* [TASK STATEMENT]:
Within the listing below, how many lines hold "Федерации"? Reply with that number and no other text.

PROVIDED MATERIAL Block Start

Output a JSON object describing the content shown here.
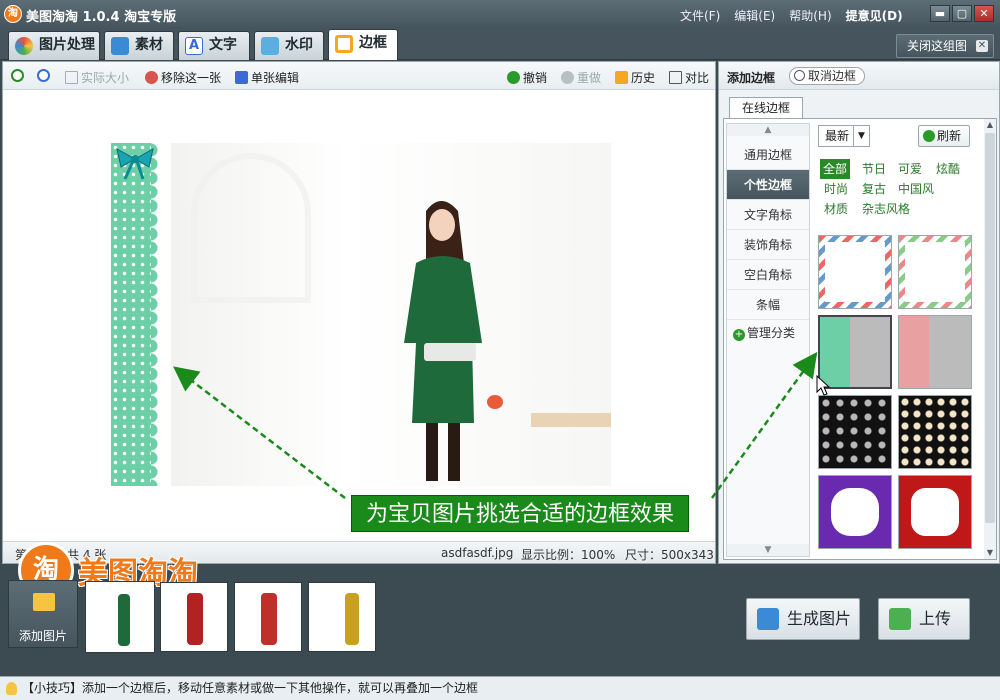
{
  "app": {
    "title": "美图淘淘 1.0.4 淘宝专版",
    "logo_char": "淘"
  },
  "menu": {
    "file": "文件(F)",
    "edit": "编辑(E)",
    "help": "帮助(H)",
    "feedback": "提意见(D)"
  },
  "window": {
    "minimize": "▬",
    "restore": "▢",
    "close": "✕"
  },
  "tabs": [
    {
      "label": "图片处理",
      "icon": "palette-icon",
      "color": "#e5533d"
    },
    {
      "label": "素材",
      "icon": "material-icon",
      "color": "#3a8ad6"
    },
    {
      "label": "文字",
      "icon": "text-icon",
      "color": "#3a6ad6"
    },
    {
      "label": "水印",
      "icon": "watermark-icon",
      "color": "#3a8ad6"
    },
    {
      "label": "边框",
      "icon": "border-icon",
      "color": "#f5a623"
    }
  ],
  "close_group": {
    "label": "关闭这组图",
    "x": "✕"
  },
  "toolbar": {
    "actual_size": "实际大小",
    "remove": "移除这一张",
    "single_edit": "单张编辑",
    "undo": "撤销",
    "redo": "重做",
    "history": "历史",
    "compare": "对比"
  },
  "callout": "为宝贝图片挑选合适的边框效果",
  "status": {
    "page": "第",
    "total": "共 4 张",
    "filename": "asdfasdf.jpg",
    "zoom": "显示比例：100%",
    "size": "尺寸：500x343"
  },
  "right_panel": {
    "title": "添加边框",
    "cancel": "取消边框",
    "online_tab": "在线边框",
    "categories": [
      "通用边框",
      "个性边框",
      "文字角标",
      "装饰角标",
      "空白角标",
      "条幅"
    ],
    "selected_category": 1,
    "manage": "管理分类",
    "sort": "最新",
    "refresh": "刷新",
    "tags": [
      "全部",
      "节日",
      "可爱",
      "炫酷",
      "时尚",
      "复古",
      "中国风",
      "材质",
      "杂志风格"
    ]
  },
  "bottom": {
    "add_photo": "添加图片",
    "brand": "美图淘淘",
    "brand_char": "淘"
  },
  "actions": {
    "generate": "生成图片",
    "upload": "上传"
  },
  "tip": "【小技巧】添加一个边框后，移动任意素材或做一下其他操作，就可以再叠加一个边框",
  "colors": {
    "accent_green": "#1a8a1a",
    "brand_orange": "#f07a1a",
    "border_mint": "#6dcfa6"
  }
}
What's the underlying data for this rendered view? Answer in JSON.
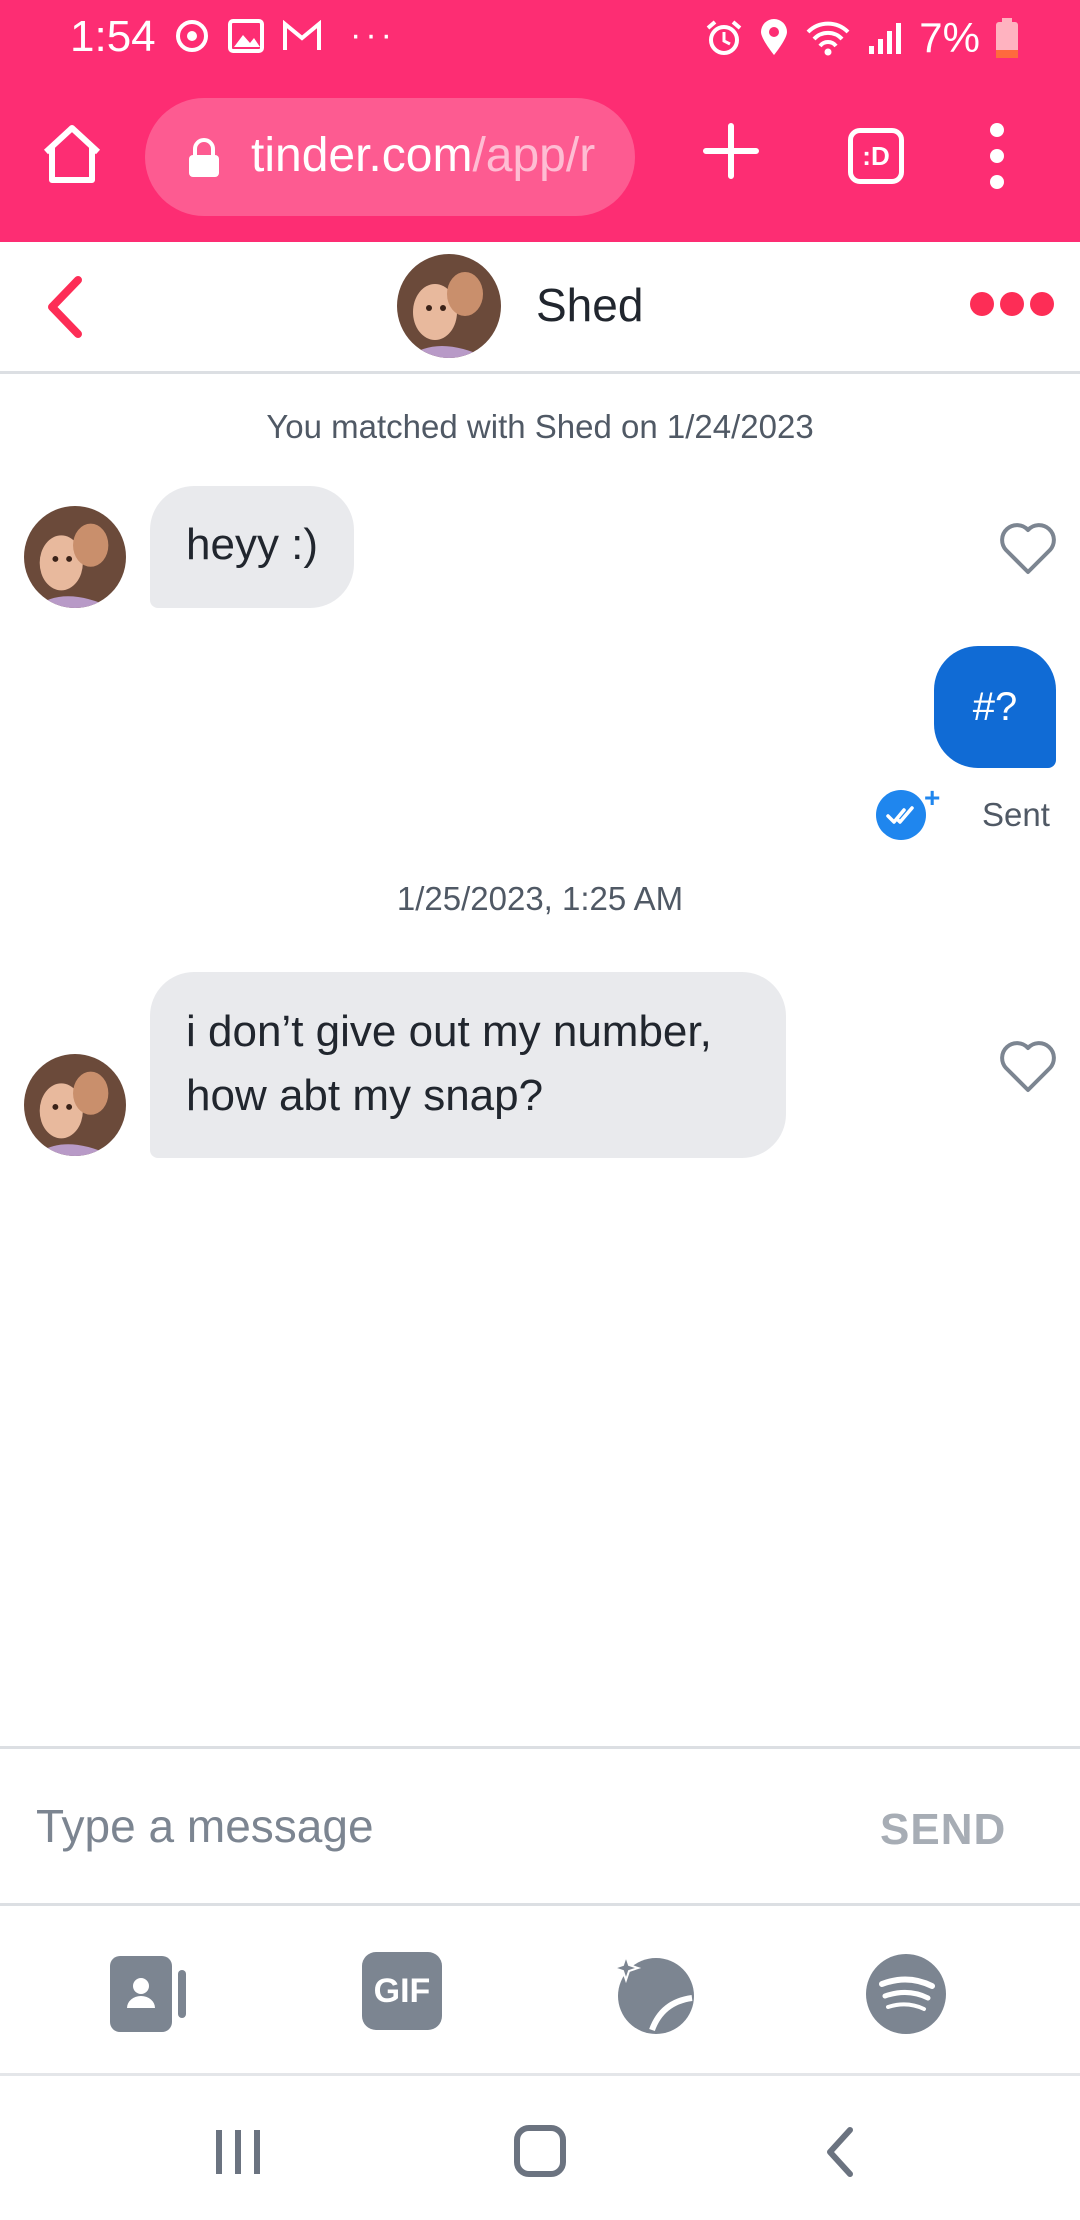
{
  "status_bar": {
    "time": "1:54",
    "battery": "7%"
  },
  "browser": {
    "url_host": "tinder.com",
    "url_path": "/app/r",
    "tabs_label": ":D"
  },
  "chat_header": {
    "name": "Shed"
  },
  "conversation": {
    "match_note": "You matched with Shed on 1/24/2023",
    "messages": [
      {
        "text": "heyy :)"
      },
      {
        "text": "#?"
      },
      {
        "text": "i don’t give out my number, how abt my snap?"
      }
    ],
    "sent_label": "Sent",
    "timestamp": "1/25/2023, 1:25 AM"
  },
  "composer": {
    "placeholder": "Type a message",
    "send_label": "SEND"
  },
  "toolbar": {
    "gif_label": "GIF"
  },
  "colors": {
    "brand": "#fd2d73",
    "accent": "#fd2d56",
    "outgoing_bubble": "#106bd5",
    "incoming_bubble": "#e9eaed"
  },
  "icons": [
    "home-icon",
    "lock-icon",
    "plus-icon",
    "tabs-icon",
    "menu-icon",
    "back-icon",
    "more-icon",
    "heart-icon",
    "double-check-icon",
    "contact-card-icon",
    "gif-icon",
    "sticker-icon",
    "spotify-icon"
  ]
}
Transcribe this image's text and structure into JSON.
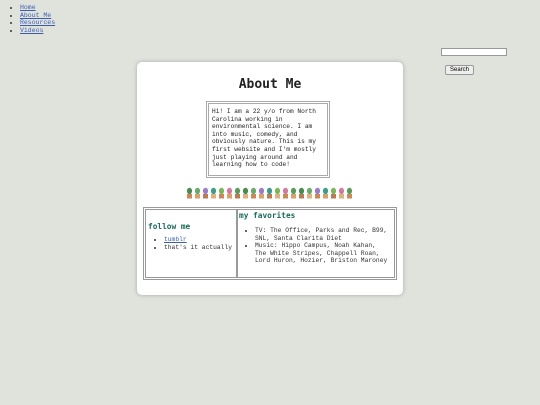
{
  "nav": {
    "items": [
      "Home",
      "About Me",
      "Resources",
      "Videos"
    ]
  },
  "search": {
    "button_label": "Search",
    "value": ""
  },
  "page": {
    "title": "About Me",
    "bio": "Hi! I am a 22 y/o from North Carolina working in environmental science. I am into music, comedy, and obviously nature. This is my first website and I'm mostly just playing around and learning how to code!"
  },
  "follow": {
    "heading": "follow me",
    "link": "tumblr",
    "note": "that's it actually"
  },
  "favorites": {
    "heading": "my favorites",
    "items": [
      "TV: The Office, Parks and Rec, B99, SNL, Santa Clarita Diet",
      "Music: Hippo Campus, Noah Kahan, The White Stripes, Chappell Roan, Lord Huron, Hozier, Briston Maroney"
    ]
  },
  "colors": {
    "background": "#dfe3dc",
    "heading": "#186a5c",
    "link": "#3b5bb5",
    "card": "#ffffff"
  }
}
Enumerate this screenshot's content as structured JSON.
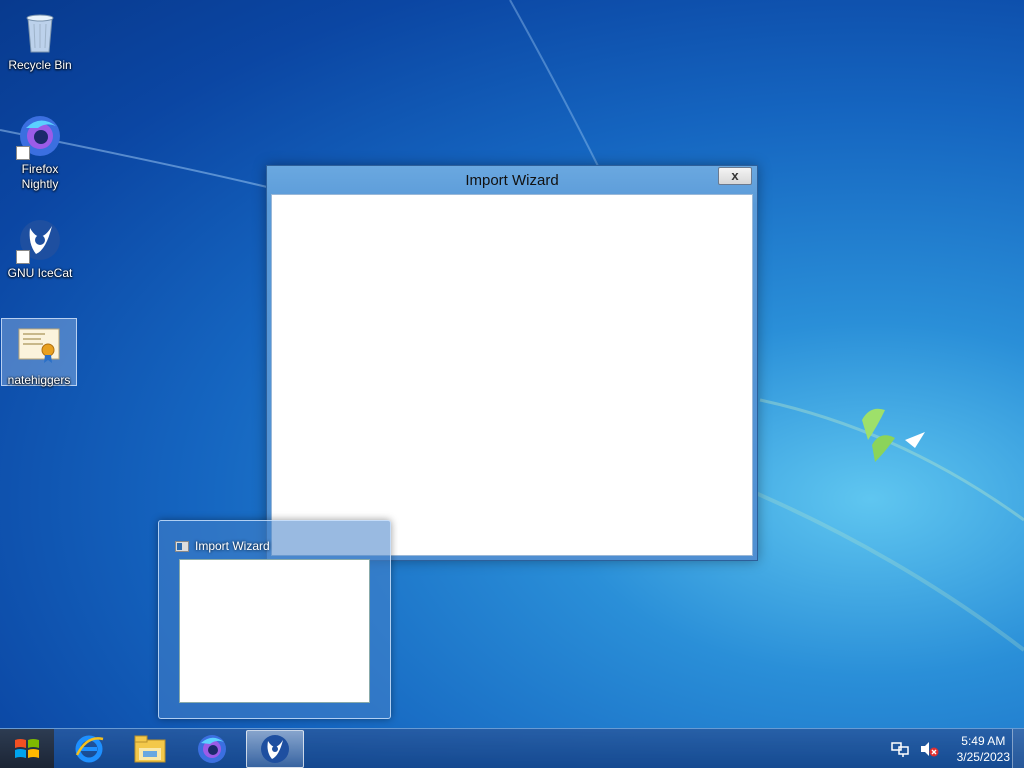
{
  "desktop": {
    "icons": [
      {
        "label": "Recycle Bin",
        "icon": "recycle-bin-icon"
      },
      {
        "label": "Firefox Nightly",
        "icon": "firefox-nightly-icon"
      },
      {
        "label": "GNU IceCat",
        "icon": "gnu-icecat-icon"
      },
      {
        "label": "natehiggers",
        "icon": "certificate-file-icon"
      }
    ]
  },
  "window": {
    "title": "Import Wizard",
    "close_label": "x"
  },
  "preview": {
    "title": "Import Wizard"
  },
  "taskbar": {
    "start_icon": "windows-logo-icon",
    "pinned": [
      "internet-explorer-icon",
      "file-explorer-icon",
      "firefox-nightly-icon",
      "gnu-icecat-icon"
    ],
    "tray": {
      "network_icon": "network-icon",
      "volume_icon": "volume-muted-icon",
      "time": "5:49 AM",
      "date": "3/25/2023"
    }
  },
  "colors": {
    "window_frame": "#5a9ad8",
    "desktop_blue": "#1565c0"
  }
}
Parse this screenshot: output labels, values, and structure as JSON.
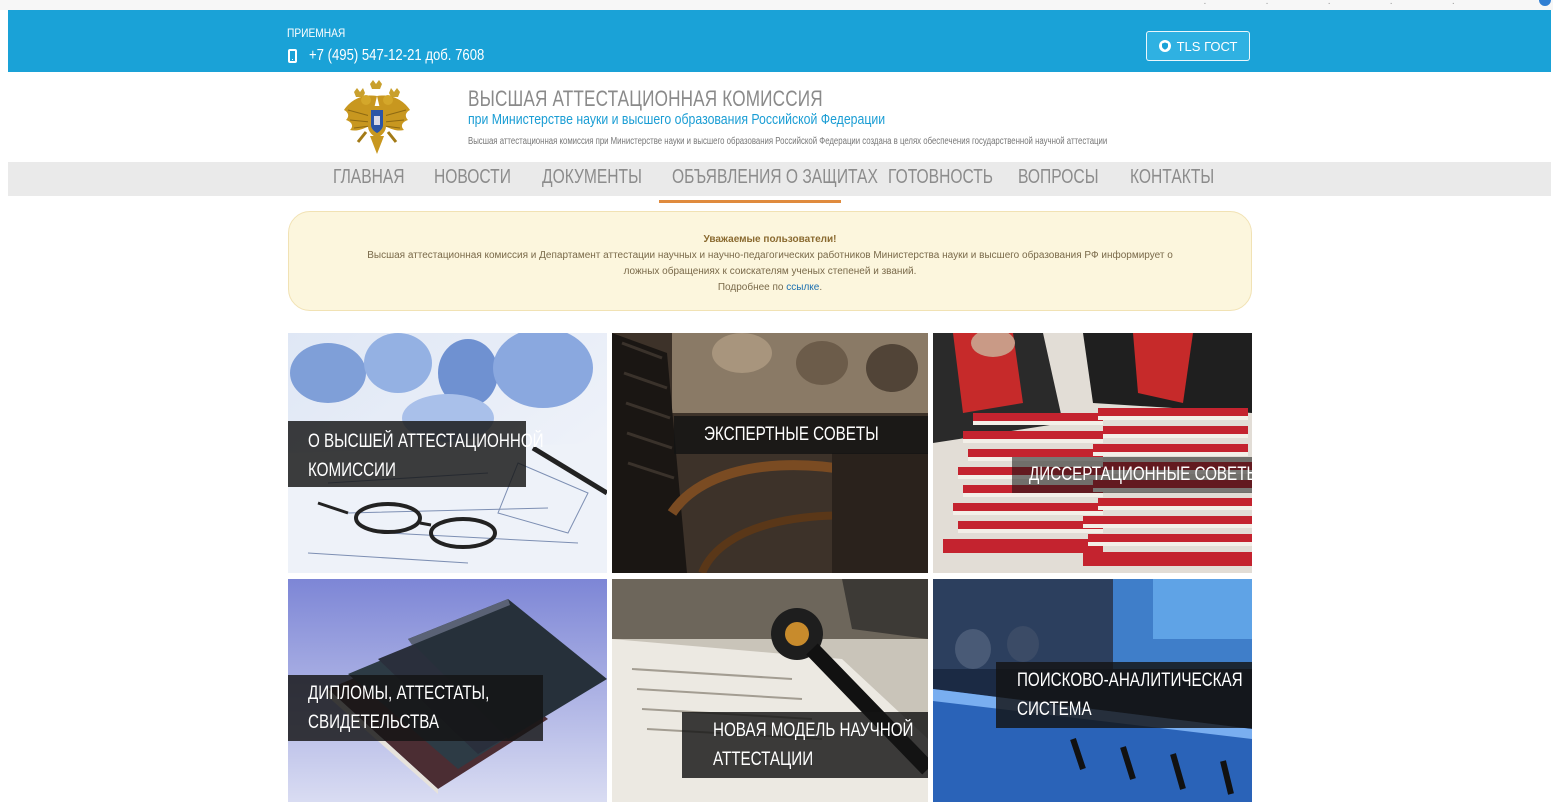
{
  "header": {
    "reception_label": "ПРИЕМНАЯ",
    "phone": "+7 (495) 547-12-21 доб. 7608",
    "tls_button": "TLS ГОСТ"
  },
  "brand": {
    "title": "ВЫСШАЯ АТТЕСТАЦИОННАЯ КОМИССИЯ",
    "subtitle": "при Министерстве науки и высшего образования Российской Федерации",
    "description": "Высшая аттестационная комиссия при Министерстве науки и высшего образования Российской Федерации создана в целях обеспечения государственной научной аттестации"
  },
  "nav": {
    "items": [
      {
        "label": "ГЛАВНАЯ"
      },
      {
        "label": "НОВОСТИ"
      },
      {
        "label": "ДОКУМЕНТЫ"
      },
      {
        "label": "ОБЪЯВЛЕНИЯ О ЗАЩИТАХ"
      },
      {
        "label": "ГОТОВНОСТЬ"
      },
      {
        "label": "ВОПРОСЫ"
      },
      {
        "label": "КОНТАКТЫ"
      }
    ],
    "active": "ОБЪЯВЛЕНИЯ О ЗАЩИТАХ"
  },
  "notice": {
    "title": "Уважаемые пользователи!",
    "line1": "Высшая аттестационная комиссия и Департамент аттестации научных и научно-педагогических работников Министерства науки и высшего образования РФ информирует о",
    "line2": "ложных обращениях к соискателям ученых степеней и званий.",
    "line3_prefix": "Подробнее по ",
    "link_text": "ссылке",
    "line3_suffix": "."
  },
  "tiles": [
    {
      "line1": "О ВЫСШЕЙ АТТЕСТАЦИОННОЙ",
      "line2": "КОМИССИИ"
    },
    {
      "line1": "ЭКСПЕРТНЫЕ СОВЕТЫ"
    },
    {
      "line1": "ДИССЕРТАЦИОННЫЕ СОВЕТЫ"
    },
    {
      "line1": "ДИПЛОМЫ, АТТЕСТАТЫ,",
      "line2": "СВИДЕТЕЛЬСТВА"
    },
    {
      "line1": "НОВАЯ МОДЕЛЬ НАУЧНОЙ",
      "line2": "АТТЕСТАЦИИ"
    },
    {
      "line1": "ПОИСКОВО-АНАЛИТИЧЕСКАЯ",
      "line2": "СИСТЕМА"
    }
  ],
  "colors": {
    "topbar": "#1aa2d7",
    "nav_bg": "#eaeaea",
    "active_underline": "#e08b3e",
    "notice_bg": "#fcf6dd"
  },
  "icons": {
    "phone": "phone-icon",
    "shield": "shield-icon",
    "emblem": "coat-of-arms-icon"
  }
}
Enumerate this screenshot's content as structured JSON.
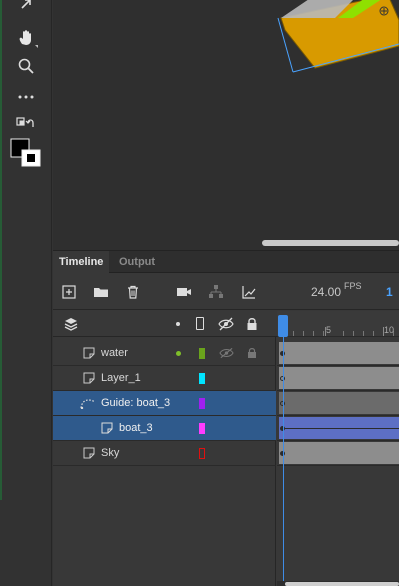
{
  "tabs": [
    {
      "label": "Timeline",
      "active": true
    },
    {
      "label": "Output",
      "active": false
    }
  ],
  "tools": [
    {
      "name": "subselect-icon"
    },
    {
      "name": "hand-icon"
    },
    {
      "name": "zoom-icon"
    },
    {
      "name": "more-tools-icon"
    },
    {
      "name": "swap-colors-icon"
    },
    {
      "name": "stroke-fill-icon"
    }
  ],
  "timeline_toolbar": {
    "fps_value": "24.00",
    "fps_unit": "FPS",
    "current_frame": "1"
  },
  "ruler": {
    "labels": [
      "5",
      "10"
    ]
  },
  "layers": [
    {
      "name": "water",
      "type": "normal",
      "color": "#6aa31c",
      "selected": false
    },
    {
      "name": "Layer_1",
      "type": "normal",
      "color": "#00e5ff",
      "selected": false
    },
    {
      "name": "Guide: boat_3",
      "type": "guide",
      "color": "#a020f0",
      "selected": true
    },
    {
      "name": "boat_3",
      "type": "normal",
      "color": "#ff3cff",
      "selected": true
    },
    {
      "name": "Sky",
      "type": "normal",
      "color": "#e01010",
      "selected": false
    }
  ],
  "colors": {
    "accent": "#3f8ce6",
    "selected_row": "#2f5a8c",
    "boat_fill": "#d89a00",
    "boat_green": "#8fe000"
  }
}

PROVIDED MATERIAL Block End

* [EXERCISE OUTPUT]:
2